At the very far end of platform two at Stoke-on-Trent railway station sits a sculpture that has intrigued me for many years. It will have been glimpsed by thousands of passengers from the windows of trains leaving or arriving into Stoke, but I doubt that many will have seen it up close. It's sited so far down the platform that unless you are getting out of Coach K of a Virgin Pendolino from London to Manchester (the only coach that stops in that part of the station) you would never have any reason to walk past it.
Yesterday, I finally made the effort to take a closer look, wondering if I would be stopped by a member of the station staff thinking I was going to throw myself off the end of the platform. There is nothing by the work to tell you what it is, but a bit of research on the Public Monuments and Sculpture Association's National Recording Project database tells us that it is Hand with Chronos by Vincent Woropay (1951–2002). Their entry states that it was commissioned by British Rail and unveiled in 1988. Other sources, however, including the online Stoke Sculpture Trail, say that it was originally commissioned for the National Garden Festival at Gateshead in 1990 and then later moved to Stoke Station.
Up close, the detail on the fingers of this oversized hand can be seen, as well as the small figure resting in its palm. The figure, a chronos, has the head of a lion, a snake wrapped around his body and a pair of small wings sprouting from his hips. He holds a staff and a key.
The PMSA database entry gives a full description of the meaning behind this small figure on the oversized hand, relating it to the personification of time, and a failure to look forward or back and just be stuck in the present.
Woropay was born of Polish parents in London, moving with his family to Los Angeles in 1964. He returned to London to complete his schooling at the Salesian College, Battersea, before studying sculpture at Brighton Polytechnic (1974–1977) and the Slade School of Fine Art, London (1977–1979).
Another Woropay sculpture can be seen in Stoke-on-Trent – a colossal head of Josiah Wedgwood, made for the 1986 Stoke Garden Festival, which is now sited near Wedgwood's former home, Etruria Hall.

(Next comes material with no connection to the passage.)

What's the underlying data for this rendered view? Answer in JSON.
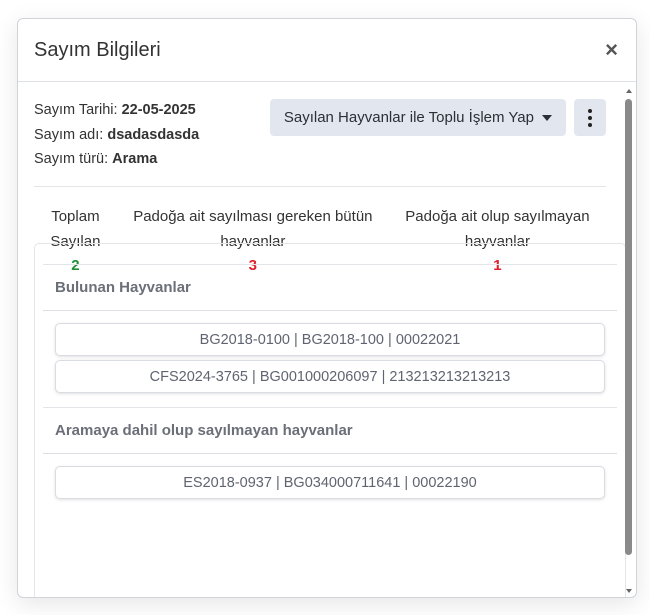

It's a shame that so few people get to see this sculpture, except for fleeting glimpses as they race past. It would be good to see it moved to a more visible location.

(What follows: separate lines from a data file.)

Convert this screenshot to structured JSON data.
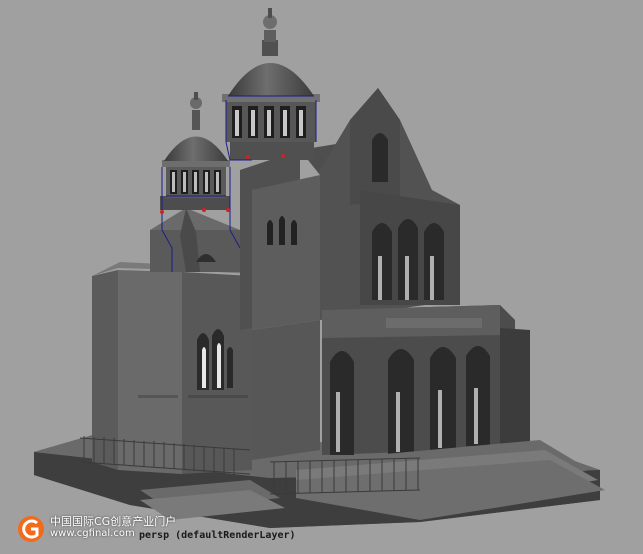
{
  "viewport": {
    "camera_label": "persp (defaultRenderLayer)",
    "background_color": "#a0a0a0"
  },
  "watermark": {
    "title": "中国国际CG创意产业门户",
    "url": "www.cgfinal.com",
    "logo_icon": "cgfinal-logo-icon",
    "logo_color": "#f26a1b"
  },
  "model": {
    "subject": "church-building-3d-model",
    "shading": "smooth-shaded-grey",
    "selection_edge_color": "#1c1c8c",
    "selected_vertex_color": "#d42020"
  }
}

Katey Goodwin, Art UK Deputy Director and Project Manager for the Sculpture Project